Nick’s new book, Oscan in the Greek Alphabet, is available from today with Cambridge University Press. This is very exciting for me in particular – I’ve referred to Nick’s great analysis of the phonology and orthography of Oscan many times in my own work, and I’m sure I’ll continue to do so for a long time.
CUP tweeted a picture of the book as it went on the shelves:
— CUPBookshop (@CUPBookshop) February 4, 2016
Here is Nick’s blurb of the book:
Oscan was spoken in Southern Italy in the second half of the first millennium BC. Here, for the first time, all the evidence for the spelling of Oscan in the Greek alphabet is collected and examined. Understanding the orthography of these inscriptions has far-reaching implications for the historical phonology and morphology of Oscan and the Italic languages (for example providing unique evidence for the reconstruction of the genitive plural). A striking discovery is the lack of a standardised orthography for Oscan in the Greek alphabet, which seriously problematises attempts to date inscriptions by assuming the consistent chronological development of spelling features. There are also intriguing insights into the linguistic situation in South Italy.
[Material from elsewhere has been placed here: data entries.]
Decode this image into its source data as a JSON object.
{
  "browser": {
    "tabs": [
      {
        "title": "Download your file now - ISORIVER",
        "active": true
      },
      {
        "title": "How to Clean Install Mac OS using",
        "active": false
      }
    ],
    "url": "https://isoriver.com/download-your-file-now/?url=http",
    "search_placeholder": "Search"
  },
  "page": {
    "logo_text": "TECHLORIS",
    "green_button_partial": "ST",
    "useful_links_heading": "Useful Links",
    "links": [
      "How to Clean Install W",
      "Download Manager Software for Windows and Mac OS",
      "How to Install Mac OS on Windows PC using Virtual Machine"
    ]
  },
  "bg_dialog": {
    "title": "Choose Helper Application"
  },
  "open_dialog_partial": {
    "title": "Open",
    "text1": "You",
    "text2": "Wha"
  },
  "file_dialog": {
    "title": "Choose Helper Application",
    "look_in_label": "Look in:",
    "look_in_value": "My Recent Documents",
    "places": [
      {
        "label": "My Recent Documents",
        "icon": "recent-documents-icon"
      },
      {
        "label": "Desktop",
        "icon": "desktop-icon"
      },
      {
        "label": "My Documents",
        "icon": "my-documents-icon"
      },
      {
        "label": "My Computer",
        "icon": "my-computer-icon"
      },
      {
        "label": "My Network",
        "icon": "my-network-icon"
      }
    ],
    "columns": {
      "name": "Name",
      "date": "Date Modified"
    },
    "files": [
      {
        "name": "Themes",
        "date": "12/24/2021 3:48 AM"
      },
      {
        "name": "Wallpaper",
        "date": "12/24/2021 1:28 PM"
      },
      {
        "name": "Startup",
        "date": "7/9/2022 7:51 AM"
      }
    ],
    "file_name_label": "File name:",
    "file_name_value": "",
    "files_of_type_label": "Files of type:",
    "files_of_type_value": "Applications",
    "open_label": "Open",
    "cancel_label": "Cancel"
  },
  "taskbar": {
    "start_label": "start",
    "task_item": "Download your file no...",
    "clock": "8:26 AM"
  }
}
Rather than a separate community of Oscan-speakers who had adopted and subsequently adapted the Greek alphabet in isolation, we should posit groups who were in touch with contemporary developments in Greek orthography due to widespread Greek-Oscan bilingualism.